When programs fail or even lag or freeze for a few seconds, people seem to hate it. A Quantitative Research survey shows that 61% of consumers want mobile apps to begin in four seconds, while 49% want answers to the inputs in two seconds. 53% of consumers would disable a program, whether it fails, freezes, or bugs.
If the target audience is the customer or the mob, they are fooled by the easy way. Here are five reasons that answer our common queries for why do apps crash:
1. Memory management
Memory management has been one of the major problems for almost everyone we spoke to. An app crash could spin too many threads and absorb memory resources or run on a device with too many applications open. Users are writing code as if their applications exist. We see some news applications, and about a gig of content is being used. Last month they archived news. There’s a degree of corporate citizenship in smartphone applications.
Not that all programmers have the same challenge. In iOS, we can do more to leverage Goal-C to tackle a lot of memory problems. But there is a trade-off. We use Android to monitor [memory] even more extensively, and we can do what you want, which adds difficulty.
We get to [Android] stuff like [running] out of Java, normally associated with things like loading large images or processing bit mapping a phone app crashes with technical performance reviews and general triggers of problems that have been obtained. In reality, on Android, there are a surprising number of issues with connections in a class that cannot be found or an exception that is considered an unclassified link. On the other hand, iOS applications also have the internal Discrepancy exception, which is where a creator switches the data collection set from one location to another. At the same time, someone else reads from the list of items.
2. Software lifecycle
In its consistent sequence, regular updates, the iterative process of application creation unlocks doors for selling a minimally viable product and then develops it over time and builds an audience. Nevertheless, losing conventional tech lifecycle causes huge problems due to operating system dependency and third-party APIs.
When you look at Android’s new updates, the app keep closing. The operating system is unstable, or the operating system changed, and the app has not been updated. Or the latest update is not updated by the user. It is a central production process, and we have no influence.
Mobile and cloud infrastructure has evolved, and third-party platforms and their related APIs are more commonly used, which saves time and lets’ sell an app faster.
Many of the libraries are the lowest common denominators when they want to solve all without finding the right solution. For example, for a specific that app keep closing, a given API may have an output limit.
The API may also use advanced methods, including the swizzling of the iOS process. A client updates mappings to alter the original plan from method name to program if an original code is inaccessible like an Apple API. We might describe it as one of iOS’s “dark arts,” but it will phone app crashes if our app code is written in a certain manner.
APIs can also make unintended improvements. Latencies of the API, error rates, latency, API version used, and several API queries will contribute to minor problems. Then there’s the dependency chain for the API itself, which needs advanced software to monitor it all.
3. Inadequate testing
There is a strong need for monitoring, but sufficient coverage can be difficult, particularly with many Android models and devices. There are simulators, but the performance limits of applications operating on the cloud will not be the same.

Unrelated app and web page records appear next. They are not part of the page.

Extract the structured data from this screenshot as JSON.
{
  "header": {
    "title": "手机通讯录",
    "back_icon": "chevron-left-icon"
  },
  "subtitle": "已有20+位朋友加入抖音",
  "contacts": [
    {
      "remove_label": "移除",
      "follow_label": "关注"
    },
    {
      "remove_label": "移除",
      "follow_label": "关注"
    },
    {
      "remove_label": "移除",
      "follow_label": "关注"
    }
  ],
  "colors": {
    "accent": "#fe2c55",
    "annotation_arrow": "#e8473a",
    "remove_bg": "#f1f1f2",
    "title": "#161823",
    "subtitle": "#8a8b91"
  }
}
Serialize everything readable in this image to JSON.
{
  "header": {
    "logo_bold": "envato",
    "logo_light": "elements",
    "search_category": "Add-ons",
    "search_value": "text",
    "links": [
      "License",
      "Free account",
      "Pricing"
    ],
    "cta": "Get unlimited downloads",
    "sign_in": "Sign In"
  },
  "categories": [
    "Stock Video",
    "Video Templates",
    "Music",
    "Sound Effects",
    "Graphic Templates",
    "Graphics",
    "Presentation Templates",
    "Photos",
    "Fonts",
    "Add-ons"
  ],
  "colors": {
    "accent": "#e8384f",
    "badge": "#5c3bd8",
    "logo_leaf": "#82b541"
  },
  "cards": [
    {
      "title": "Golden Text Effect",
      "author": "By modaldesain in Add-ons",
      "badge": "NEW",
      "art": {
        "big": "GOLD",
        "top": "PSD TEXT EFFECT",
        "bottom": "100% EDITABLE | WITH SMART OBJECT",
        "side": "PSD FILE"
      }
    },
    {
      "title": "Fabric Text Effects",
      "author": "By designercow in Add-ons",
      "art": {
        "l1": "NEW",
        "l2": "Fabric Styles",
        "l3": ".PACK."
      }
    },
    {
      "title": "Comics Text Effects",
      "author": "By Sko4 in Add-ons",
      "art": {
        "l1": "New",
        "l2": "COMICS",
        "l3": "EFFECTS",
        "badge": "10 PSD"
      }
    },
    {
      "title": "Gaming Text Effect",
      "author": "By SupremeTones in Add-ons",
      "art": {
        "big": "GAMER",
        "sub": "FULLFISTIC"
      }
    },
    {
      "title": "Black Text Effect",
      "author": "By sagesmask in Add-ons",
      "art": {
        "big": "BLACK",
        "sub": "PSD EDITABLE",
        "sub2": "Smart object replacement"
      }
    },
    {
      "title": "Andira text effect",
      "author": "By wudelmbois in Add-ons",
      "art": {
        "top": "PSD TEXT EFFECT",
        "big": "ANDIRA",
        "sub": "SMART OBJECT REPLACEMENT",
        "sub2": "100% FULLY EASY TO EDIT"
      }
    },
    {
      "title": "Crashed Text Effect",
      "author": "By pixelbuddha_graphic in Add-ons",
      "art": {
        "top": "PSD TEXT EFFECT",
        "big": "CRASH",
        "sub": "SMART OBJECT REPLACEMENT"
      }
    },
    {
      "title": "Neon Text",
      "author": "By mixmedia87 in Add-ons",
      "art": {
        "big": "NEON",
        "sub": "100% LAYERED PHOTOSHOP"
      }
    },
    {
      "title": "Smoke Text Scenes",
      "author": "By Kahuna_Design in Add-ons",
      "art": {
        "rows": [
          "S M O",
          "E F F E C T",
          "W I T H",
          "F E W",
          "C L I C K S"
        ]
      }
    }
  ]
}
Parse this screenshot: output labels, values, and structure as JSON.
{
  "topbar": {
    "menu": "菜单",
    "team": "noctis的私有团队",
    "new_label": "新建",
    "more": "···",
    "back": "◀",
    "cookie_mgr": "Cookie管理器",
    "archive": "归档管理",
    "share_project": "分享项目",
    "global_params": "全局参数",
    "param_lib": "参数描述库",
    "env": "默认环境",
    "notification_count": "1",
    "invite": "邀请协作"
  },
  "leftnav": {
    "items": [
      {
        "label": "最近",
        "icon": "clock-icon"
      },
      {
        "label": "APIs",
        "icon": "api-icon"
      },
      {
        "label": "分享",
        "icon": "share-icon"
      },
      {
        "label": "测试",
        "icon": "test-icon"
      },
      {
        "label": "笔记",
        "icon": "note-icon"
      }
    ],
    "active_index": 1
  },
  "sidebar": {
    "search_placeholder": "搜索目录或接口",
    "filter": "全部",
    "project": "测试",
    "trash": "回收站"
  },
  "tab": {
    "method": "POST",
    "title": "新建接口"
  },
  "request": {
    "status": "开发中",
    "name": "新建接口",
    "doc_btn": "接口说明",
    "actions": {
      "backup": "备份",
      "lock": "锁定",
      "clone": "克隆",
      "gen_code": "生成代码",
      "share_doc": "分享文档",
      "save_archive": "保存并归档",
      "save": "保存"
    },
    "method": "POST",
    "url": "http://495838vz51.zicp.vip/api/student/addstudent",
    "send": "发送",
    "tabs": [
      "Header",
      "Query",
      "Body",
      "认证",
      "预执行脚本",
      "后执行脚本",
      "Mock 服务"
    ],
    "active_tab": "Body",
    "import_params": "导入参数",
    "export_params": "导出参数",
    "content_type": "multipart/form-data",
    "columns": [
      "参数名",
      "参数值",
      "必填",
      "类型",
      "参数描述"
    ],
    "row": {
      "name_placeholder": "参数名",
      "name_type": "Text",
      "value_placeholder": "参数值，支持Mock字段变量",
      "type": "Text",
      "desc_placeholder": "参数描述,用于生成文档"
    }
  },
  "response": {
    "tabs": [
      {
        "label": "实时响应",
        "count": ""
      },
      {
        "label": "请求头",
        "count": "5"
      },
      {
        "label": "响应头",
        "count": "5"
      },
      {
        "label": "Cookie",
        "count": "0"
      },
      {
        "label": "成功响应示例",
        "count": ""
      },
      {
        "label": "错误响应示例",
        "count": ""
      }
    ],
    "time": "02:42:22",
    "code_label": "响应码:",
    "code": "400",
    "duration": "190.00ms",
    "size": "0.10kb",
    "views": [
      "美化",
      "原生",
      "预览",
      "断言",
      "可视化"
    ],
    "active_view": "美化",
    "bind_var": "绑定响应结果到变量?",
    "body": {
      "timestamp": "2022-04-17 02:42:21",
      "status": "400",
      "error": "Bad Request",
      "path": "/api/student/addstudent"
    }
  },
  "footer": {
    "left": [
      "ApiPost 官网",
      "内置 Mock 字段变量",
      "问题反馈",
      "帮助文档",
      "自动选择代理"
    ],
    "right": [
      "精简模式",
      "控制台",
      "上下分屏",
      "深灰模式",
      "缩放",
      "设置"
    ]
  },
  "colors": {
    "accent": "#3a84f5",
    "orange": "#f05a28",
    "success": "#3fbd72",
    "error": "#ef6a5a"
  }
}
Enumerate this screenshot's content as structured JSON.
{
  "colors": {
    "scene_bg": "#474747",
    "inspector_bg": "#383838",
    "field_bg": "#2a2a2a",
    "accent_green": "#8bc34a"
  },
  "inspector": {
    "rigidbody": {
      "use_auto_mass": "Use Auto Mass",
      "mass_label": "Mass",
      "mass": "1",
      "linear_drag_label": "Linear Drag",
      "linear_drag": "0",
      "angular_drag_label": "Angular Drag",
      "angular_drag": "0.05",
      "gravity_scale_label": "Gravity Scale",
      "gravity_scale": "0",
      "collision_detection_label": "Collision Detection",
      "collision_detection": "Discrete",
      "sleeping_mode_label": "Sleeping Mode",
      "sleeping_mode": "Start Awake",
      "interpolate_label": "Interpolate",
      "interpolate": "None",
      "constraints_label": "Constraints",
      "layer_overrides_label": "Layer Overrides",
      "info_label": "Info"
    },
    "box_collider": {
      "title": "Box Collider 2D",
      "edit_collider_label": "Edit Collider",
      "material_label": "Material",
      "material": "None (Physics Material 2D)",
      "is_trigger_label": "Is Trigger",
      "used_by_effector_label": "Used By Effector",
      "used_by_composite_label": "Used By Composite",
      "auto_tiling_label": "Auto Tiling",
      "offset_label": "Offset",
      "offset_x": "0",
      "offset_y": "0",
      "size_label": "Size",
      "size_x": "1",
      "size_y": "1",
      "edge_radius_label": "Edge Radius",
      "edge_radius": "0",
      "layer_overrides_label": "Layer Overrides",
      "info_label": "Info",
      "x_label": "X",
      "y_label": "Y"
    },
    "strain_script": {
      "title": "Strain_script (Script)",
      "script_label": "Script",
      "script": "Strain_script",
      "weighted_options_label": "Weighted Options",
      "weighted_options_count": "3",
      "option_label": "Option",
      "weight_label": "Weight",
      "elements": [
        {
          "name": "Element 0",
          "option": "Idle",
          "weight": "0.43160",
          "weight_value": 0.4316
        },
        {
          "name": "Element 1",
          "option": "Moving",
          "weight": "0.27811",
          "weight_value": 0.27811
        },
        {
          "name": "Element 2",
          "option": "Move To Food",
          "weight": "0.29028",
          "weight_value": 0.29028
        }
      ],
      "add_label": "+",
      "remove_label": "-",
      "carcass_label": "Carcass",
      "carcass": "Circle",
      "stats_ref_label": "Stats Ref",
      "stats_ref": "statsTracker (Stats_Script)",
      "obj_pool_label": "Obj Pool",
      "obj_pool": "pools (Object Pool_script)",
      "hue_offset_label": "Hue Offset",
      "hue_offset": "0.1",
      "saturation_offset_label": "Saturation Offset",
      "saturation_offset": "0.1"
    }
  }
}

For example, an app thread may concurrently try to read a database while a second thread tries to update the same database. The dilemma does not emerge because people do not strike at the exact moment. Anything can guard anything as basic as the log declaration.
Services run and render available pairings with various computers and combinations of operating systems, but this will be more costly than a simulator. The alternative is a bargain between budgets and criteria.
To ensure that what is appropriate for developers is acceptable for consumers, testing should be paired with benchmarking against industry requirements and consumer preferences. Track customer input, indicate issues, then fix stuff as quickly as possible and monitor results.
4. Network management
When applications become more dependent on network connectivity for data or third-party providers, network security becomes troublesome.
The key explanation is the answer and the hanging of the app as we want to receive any data or something that we have sent and waited for a response. The creator may have decent Wi-Fi connectivity, but the user is on a mobile network in a malfunctioning area.
A transition in networks from 3G to 2G to and from lifts and receipts is especially difficult and can lead to packets that have been lost or scratched. Fortunately, a great deal can be in certain scenarios.
One good way to deal with a network issue is to warn the customer of the breakdown and, as far as possible, provide an opportunity to do something else that might be relevant. If the reason is known beyond the app crash fixer, they are more likely to keep cool and are not concerned about the program or associated brand name.
5. Error condition and exception handling
Due to mobile development problems, such errors are unavoidable, whether it’s an unintended API update. This app crash is disrupted prior to detection, an end-of-connectivity Network condition, or even delays data rates during transmissions, such as pictures or videos.
It is a good fault and exception handling that lies between the circumstance and the collision. Therefore, an interface cannot be thrown out by an unwanted attempt to break by zero; a user’s an incorrect answer, an API that unexpectedly begins supplying a text in response to a numerical value, or transient communication failure.
A correctly encrypted app crash fixer in each of these situations notices the unforeseen and provides the customer with an outstanding means of terminating the operation or the action.